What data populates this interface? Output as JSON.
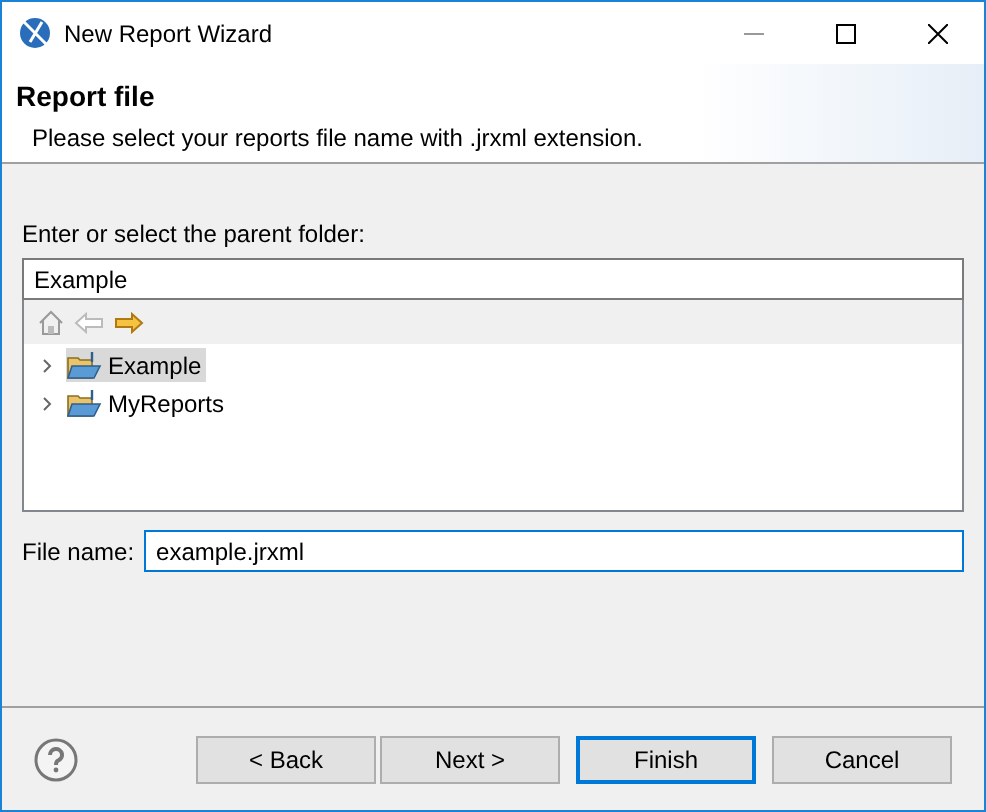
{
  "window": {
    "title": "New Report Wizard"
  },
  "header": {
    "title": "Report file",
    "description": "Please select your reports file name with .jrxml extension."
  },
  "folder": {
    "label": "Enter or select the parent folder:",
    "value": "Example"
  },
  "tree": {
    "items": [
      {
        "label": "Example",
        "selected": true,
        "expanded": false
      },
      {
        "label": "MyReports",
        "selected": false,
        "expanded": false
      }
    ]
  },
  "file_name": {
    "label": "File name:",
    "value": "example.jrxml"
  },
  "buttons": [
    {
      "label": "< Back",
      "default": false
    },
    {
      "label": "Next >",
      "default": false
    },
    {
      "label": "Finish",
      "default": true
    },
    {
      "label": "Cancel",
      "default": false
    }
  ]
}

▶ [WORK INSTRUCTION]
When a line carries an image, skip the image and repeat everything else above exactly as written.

▶ [RESULT FOR THIS EXERCISE]
What data populates this interface? Output as JSON.
{
  "window": {
    "title": "New Report Wizard"
  },
  "header": {
    "title": "Report file",
    "description": "Please select your reports file name with .jrxml extension."
  },
  "folder": {
    "label": "Enter or select the parent folder:",
    "value": "Example"
  },
  "tree": {
    "items": [
      {
        "label": "Example",
        "selected": true,
        "expanded": false
      },
      {
        "label": "MyReports",
        "selected": false,
        "expanded": false
      }
    ]
  },
  "file_name": {
    "label": "File name:",
    "value": "example.jrxml"
  },
  "buttons": [
    {
      "label": "< Back",
      "default": false
    },
    {
      "label": "Next >",
      "default": false
    },
    {
      "label": "Finish",
      "default": true
    },
    {
      "label": "Cancel",
      "default": false
    }
  ]
}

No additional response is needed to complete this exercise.